Ethically, there is no such thing as a fair tax, but there are structures that are certainly more equitable than others. Targeting certain entities or individuals over others with progressively impactful rates does not fit this criterion. From a common sense perspective (if such a thing is truly common), voters who share equitably in the power to utilize tax revenues ought to share the burden equitably as well.
I, for one, do not support income taxes at all from an ethical perspective because this approach effectually places a tax on the fruits of our labor – something we have a natural right to enjoy without involuntary interference from a power-wielding body of our fellow citizens. Absent the obvious associated violence, there is not much difference in my mind between this approach and antebellum slavery. Consumer-oriented taxation is the more ethically favorable approach to taxation for me because it is inherently based on voluntarism (the greatest power a free people can exercise over their government) and does not ride on one’s labors. But absent this possibly unachievable goal today, a flat-rate income tax that eliminates all loopholes is another alternative that can level taxation somewhat in relation to spreading the burden to everyone who potentially wields a vote on how to spend the revenues. This approach would actually increase revenues in most cases, even in reducing the overall rate. But to tackle the national debt and annual deficits, spending must be dramatically curbed which can only be realistically achieved if the citizenry forces government to exist and operate within its very limited legitimate role.
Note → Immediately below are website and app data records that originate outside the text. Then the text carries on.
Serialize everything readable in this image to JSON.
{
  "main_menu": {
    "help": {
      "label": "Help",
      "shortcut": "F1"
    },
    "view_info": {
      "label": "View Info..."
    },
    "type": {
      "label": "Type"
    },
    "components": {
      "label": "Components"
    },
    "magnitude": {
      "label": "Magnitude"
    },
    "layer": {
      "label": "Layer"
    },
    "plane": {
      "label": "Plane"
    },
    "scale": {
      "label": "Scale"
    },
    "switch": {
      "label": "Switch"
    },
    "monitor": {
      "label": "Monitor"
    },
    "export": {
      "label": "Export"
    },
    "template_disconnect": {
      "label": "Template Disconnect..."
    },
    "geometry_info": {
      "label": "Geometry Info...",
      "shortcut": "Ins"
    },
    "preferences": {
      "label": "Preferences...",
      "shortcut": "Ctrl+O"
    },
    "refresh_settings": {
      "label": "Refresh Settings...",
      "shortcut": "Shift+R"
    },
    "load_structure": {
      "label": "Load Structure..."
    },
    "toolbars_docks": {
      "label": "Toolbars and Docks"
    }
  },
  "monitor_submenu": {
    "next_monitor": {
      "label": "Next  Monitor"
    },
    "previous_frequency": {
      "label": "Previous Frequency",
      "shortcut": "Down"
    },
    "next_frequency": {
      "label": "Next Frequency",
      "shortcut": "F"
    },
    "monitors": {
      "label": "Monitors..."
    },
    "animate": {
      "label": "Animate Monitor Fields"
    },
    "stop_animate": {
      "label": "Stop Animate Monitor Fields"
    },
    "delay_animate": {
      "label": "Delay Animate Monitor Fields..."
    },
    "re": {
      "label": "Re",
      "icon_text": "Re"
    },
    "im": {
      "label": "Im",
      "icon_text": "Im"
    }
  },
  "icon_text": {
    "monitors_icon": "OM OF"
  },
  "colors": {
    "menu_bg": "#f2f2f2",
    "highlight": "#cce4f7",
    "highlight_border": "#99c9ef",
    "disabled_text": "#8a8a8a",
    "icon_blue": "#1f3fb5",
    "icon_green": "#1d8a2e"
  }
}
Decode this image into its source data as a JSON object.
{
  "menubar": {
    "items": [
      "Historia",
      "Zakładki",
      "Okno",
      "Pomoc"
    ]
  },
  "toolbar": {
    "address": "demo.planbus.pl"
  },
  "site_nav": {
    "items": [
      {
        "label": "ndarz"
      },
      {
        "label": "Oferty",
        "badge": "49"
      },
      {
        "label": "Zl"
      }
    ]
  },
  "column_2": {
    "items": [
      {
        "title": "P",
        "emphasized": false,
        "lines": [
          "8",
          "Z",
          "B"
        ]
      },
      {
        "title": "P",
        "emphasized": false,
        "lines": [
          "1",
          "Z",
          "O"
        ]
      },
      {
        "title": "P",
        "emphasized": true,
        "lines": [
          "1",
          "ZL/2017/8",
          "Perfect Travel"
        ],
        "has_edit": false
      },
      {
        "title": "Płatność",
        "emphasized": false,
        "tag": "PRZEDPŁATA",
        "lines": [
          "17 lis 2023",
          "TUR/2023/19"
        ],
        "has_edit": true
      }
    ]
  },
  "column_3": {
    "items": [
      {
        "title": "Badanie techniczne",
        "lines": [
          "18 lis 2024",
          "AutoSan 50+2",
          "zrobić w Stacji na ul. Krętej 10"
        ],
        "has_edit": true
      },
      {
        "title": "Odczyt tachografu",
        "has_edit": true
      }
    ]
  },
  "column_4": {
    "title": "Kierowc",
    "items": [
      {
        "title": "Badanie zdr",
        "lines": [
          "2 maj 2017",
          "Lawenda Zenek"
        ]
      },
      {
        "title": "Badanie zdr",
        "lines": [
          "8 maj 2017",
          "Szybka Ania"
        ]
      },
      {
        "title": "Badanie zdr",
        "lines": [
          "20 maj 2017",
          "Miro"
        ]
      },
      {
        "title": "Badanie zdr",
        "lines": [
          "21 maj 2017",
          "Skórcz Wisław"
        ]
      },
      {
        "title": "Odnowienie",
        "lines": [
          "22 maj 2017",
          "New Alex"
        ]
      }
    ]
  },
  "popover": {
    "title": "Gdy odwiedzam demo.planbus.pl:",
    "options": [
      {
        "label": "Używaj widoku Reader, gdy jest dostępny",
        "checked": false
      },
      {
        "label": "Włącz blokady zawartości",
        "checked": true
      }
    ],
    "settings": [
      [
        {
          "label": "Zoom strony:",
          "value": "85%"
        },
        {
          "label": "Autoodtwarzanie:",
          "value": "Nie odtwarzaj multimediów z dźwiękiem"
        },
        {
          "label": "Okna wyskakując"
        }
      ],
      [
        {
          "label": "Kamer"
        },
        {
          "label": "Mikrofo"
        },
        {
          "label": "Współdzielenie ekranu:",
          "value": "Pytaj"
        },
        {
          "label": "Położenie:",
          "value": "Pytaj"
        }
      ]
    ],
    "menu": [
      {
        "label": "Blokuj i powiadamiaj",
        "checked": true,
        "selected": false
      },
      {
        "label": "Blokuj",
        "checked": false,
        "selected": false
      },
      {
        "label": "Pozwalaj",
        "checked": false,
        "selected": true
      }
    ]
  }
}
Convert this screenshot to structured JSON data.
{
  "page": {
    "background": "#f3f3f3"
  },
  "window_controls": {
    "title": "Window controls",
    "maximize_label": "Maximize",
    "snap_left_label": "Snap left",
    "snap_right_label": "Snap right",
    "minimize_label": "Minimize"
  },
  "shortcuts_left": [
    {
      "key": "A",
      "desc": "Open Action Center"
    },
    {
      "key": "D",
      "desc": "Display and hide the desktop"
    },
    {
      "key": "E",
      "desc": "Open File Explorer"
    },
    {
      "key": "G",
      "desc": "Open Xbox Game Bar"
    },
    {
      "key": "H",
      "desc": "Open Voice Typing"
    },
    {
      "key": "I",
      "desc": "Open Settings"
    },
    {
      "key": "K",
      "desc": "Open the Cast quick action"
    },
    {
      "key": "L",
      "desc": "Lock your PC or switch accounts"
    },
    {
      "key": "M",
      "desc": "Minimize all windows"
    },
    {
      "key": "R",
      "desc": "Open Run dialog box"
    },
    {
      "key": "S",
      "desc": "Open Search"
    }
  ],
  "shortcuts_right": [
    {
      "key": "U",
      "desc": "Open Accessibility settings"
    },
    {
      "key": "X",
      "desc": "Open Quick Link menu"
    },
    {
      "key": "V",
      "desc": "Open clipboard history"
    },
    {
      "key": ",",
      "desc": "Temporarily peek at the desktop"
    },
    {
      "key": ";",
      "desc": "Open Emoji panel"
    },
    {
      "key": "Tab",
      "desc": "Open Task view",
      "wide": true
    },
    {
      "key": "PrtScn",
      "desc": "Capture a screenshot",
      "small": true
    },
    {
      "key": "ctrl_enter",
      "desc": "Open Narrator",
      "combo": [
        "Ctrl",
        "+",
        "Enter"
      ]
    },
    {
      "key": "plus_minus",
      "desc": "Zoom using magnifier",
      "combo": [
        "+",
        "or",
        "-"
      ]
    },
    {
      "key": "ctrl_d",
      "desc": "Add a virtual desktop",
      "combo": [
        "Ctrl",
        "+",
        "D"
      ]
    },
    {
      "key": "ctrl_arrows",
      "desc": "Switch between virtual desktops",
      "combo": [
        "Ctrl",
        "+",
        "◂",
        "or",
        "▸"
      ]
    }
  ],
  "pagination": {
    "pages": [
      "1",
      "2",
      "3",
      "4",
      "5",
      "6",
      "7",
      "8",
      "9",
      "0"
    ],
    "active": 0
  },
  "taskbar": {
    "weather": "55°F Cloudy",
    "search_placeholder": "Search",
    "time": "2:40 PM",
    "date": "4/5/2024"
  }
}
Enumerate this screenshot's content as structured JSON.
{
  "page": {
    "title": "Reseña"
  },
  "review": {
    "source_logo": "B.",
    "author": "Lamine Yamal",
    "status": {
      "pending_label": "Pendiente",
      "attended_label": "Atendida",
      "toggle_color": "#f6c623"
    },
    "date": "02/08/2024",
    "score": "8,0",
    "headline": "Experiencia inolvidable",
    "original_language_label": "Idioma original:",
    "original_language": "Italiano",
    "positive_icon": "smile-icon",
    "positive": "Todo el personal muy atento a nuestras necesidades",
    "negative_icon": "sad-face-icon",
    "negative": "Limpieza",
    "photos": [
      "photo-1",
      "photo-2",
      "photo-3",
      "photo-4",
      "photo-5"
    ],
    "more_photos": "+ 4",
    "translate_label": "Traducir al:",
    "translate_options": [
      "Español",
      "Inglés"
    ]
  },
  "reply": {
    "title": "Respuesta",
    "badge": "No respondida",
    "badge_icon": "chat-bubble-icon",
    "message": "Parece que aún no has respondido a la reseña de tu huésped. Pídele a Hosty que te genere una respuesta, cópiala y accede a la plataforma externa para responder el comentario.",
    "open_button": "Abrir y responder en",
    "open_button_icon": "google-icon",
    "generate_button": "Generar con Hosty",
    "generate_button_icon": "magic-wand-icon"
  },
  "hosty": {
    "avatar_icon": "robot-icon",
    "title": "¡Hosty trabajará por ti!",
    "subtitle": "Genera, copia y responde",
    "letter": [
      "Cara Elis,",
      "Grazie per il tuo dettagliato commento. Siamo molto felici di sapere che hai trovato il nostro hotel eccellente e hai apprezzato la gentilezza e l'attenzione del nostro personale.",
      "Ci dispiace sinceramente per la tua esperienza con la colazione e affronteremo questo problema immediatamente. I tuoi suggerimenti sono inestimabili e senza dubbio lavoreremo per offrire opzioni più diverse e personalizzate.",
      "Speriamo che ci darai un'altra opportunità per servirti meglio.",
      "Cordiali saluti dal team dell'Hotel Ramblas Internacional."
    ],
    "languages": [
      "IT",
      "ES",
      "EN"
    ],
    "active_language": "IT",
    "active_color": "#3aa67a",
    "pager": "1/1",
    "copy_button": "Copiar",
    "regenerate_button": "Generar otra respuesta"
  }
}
Undoubtedly the tax code in the United States is horribly convoluted and allows many – from all walks of life – to avoid this equitable share of the burden. But progressively vilifying those who have achieved success through weaponized taxation is not the answer to diminish social and economic unrest or the growing national debt, nor is it in keeping with individual rights, constitutional protections, and the justifiable role of government in our lives. We have no hope of long-term survival as a cohesive nation if we cannot develop some greater degree of principle in our collective dealings with each other. The bottom line is that using government as a tool or weapon to wield against someone else is not in keeping with freedom or prosperity and will inevitably cause much more suffering and despair than it can ever solve.
The character inherent in the American people has done all that has been accomplished; and it would have done somewhat more, if the government had not sometimes got in its way. For government is an expedient, by which men would fain succeed in letting one another alone; and, as has been said, when it is most expedient, the governed are most let alone by it. Trade and commerce, if they were not made of india-rubber [sic], would never manage to bounce over obstacles which legislators are continually putting in their way; and if one were to judge these men wholly by the effects of their actions and not partly by their intentions, they would deserve to be classed and punished with those mischievious [sic] persons who put obstructions on the railroads.
*On a side note, if rising student loans and healthcare costs are among the chief complaints expressed by the protestors, as the Huffington Post reports, why are these groups assembling on Wall Street rather than local university and college campuses or hospitals? Just something to consider…